One of the objectives that Article No. 3 of the Organic Law entrusts to the Central Bank of Chile is to ensure the stability of the currency, that is, to keep inflation low and stable over time.
The Bank should also foster the stability and efficiency of the financial system, ensuring the normal functioning of internal and external payments.
These objectives help or enable the creation of a predictable environment for decision-making, thereby contributing to smoothing economic cycles and laying the foundations for the country’s sustained growth.
In order to meet its objectives, the Bank —among other duties— ought to regulate the amount of money in circulation and credit in the economy, so that they are sufficient for individuals, companies and institutions to carry out their transactions.
Using its legal powers, in 1999 the Bank adopted a monetary policy regime with inflation targets and a floating exchange rate policy.

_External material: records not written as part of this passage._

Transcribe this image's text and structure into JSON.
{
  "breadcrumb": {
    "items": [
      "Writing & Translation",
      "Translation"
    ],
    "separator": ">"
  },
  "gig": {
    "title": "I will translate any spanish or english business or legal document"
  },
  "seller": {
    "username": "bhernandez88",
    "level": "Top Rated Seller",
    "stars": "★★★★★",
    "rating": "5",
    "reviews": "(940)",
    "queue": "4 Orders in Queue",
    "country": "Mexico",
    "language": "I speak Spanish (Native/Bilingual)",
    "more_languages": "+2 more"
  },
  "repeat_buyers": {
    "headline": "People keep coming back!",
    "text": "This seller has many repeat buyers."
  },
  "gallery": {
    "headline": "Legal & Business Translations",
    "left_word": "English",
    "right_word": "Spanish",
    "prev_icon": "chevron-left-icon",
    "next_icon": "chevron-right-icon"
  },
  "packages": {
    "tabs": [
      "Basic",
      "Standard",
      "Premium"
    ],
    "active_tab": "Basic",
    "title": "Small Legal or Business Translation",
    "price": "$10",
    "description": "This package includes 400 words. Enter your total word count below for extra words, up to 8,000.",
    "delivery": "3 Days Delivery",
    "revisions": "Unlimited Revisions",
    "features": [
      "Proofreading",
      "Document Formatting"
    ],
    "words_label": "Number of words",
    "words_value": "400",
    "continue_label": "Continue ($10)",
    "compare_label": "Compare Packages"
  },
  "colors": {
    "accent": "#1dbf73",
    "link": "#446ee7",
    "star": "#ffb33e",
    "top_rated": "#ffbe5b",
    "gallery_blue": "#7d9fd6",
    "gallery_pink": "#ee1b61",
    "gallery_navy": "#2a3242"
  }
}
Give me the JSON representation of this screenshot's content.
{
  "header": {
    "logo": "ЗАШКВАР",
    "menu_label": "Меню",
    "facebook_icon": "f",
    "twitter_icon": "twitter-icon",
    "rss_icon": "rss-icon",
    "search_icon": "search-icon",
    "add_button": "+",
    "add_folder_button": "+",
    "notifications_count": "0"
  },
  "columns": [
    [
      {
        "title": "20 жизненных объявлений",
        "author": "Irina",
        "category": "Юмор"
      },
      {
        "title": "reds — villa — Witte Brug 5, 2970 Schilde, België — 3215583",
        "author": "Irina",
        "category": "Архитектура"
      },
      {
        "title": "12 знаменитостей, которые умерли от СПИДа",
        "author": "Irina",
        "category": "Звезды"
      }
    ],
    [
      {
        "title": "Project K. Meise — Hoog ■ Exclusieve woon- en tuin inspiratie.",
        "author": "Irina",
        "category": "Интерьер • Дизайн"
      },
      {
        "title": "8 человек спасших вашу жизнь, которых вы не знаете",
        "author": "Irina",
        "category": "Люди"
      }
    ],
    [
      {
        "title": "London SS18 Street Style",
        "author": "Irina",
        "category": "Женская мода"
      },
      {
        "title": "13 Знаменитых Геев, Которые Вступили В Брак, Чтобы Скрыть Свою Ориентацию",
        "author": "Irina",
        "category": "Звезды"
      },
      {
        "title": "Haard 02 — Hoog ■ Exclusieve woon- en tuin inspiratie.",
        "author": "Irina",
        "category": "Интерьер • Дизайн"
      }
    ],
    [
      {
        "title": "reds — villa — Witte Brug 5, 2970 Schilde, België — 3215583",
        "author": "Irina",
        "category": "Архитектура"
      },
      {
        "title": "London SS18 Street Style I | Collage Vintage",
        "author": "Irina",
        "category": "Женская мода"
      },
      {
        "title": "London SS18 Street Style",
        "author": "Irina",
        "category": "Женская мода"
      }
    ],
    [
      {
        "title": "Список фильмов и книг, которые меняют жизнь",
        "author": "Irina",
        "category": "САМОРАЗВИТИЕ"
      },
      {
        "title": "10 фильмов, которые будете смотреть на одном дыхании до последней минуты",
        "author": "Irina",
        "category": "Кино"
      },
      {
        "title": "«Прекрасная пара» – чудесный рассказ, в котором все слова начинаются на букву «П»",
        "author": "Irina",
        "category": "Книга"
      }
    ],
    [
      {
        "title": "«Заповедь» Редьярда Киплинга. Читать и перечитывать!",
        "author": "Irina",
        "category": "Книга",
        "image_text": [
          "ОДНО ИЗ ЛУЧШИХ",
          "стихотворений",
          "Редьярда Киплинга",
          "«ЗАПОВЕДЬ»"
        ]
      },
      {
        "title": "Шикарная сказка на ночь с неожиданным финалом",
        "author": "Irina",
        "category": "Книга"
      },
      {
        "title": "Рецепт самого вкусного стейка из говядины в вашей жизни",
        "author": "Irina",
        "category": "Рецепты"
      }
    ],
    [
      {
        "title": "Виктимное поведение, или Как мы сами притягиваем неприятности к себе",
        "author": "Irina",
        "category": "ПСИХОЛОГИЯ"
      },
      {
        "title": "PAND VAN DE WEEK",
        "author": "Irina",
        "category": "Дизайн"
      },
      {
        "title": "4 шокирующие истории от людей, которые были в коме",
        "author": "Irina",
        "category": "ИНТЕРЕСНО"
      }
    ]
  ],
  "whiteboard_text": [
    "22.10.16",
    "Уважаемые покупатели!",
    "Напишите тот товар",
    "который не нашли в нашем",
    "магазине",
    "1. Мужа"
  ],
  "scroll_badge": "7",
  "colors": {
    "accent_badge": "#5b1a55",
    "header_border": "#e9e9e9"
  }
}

The target established under this regime is that annual inflation (measured as the percentage variation of the CPI over a 12-month period) remain most of the time around 3%, with a tolerance range of +/- 1%. It also establishes as an objective that inflation reach 3% in a 24-month timeframe.
The main instrument available to the Central Bank of Chile to keep inflation aligned with this target is the so-called Monetary Policy Rate, which is determined at each Monetary Policy Meeting.
Through different operations, the Bank influences the interest rate of daily interbank loans, so that it be located around the Monetary Policy Rate. This in turn impinges upon the demand and supply of money, all of which has an effect —with some delays— upon the prices in the economy.
During the year, eight Monetary Policy Meetings take place, at which the Monetary Policy Rate is decided, and four Monetary Policy Reports are published, which contain an exhaustive analysis of the national and international macroeconomic scenario, as well as growth and inflation forecasts.